It’s not possible to ignore gin anymore. And, hopefully, you aren’t even trying! Every decade or so one sees global trends picking up a spirit that takes over the imagination of a generation. Right now, we are the Gin Generation.
Globally, gin has been gaining popularity for some time now. Unless you’ve been living under a massive tee-totalling rock, you would have either tasted, heard of, or been part of a conversation about gins – craft or otherwise.
Starting in the UK, specifically London – the Mecca of gin – this new fancy for gin spread to Europe and the US. Scores of new brands have emerged in the past years, each championing the cause with its own brand story.
If you’re travelling through duty-free stores, brands like London-based Sipsmith, German Monkey 47 and Gin Mare from Spain are hard to miss.
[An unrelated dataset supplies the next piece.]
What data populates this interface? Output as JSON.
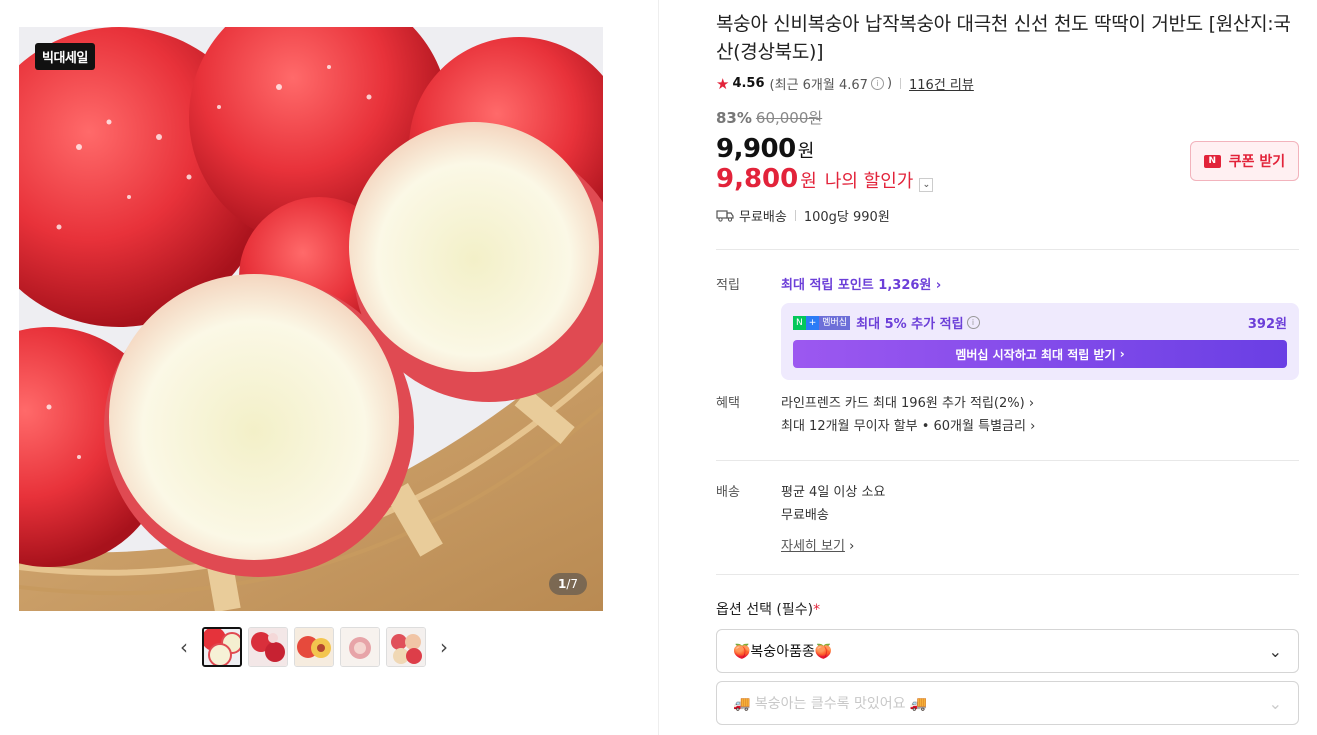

Popular brands like Copperhead from Belgium and Roku from Japan are proof that all over the world great gin is being made.
It hasn’t taken long for the movement to catch on in India. With Indians travelling a lot more and boutique importers bringing in interesting brands, India has warmed up to gin.
Traditionally considered a secondary drink, gin’s popularity here has been limited to club house lunches and inside tall glasses of fizzy lemonade. Today, a younger demographic has discovered gin and its popularity is evidenced not just by the availability of many global brands but the launch of home-grown ones.
Gin’s origins are found in the Netherlands; but gin in the form we see today is quintessentially British. At its basic, gin is neutral spirit redistilled with botanicals, main among them being the juniper berry. Other typical botanicals include Angelica and Orris root (ginger-like roots), coriander, pepper corns and lemon peel.
Juniper berries are not really berries – they are fleshy seed cones from the coniferous juniper trees. Technically, there are a few different ways to make gin. Each style infuses the botanicals with the base spirit differently.
The most popular style of gin making is the London Dry style. This style originated in London as a way to ensure better quality for gin, which for many years was considered a crude, low quality alternative to beers and wines.
A gin made in this style is necessarily neutral base spirit redistilled to at least 70% ABV with a choice of botanicals. Once redistilled, nothing can be added to the gin except water for dilution and a negligible amount of sweetener, hence the term ‘dry’.
These specifications are prescribed under the EU parliamentary regulations – to be called a ‘London Dry’ gin all of the above parameters have to be met. Interestingly, a London Dry gin can be made anywhere in the world, and while juniper berries are quintessential, this style does not prescribe a specific flavour for the gin.
As a result, gins are being made all over the world in this style. Brands are also experimenting with flavours and new botanicals to create gins that are not typically juniper-forward.
In India, all the gins launched so far have been made in the London Dry style. The Indian gin market is still young and there is a need to create a consumption habit for gin and an appreciation of its basic flavours.
In time, domestic consumption and, therefore, demand will have enough depth to enable introduction of different, and perhaps harder to produce styles of gin.
Using a globally recognised production standard also lends credibility to the process and helps young craft gin players follow set production guidelines in the absence of any domestic ones yet.
Greater Than gin was the first to launch in India as a classic London Dry gin that balances notes of juniper, citrus and spice. It serves as a perfect introduction to Indian consumers to the world of gins and is a great alternative for anyone looking to replace their imported London Dry gins with a local one.
The more recently launched Stranger & Sons does not brand itself as a London Dry, but nevertheless adheres to the standard in production. Other than Macedonian juniper berries, all the herbs and spices used in this gin are sourced locally. This is indicative of the growing trend to create gins with more nuanced flavours than just juniper.
London Dry gins are no longer the classic, juniper-heavy spirits of the past. Locally sourced or foraged botanicals are being used to develop uniquely flavourful liquids.
While still being London Dry gins and guaranteeing a certain standard, this style allows for newer flavours. This is all the more relevant in India given the abundance of local botanicals that can be used to make gin.
Another case in point is Rampur Distillery’s Jaisalmer gin that uses 11 botanicals to create its liquid. The standout ones are coriander and vetiver, orange peel, cubeb pepper berries, lemon grass, Darjeeling green tea leaves and lemon peel – all sourced from different parts of India.
As existing brands develop and more brands enter the Indian market, the product story will take centre stage. The use of indigenous ingredients will, hopefully, lead to many new flavours and even different styles of making the gin.
Compound gins – the other style that infuses botanicals after re-distillation as well – such as Hendricks do well with Indian consumers because of their lighter notes. This style has the ability to infuse milder notes with juniper without either getting overpowered, and this might work well for the many indigenous ingredients.
With more distillers trying out new botanicals and recipes, London Dry gins will take on a more modern style that will ensure a basic standard with limitless scope in terms of quality and flavour. In India, gin is certainly in and its exciting times ahead.